**Work request:**
Search the entries for the word "service". Copy every line where it turns up.

** Records to use follows **

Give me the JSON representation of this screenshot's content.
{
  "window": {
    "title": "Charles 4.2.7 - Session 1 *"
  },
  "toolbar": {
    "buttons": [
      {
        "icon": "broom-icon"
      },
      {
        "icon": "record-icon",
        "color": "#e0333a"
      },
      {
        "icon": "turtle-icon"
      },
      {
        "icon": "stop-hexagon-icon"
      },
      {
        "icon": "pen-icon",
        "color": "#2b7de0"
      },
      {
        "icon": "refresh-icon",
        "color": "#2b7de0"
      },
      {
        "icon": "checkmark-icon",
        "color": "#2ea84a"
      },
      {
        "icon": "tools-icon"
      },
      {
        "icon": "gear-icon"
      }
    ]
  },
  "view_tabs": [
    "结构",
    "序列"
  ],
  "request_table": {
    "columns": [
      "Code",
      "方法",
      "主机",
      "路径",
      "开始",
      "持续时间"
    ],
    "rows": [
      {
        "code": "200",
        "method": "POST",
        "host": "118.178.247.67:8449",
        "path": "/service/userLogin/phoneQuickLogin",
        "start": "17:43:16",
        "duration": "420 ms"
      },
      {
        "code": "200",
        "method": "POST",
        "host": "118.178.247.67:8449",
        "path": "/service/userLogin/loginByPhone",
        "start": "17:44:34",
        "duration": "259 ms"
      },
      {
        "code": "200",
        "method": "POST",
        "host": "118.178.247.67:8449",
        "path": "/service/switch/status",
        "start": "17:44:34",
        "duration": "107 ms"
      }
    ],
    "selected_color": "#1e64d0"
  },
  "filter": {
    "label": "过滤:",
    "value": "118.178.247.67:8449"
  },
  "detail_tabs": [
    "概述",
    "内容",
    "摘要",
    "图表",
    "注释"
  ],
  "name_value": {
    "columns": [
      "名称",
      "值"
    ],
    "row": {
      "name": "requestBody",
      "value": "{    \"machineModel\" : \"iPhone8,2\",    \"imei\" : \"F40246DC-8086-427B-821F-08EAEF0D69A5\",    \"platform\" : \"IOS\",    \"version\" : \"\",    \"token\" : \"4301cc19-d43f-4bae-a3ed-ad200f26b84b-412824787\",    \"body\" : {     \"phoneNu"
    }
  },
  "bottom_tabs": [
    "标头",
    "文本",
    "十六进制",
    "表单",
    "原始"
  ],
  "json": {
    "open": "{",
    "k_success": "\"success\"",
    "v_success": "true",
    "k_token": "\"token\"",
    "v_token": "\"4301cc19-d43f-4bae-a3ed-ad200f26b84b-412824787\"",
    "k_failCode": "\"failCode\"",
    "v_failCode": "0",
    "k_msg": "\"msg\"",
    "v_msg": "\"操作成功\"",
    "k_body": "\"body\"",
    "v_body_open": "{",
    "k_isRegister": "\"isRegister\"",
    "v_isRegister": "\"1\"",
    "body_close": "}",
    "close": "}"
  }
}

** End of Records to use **

**Your solution:**
        "path": "/service/userLogin/phoneQuickLogin",
        "path": "/service/userLogin/loginByPhone",
        "path": "/service/switch/status",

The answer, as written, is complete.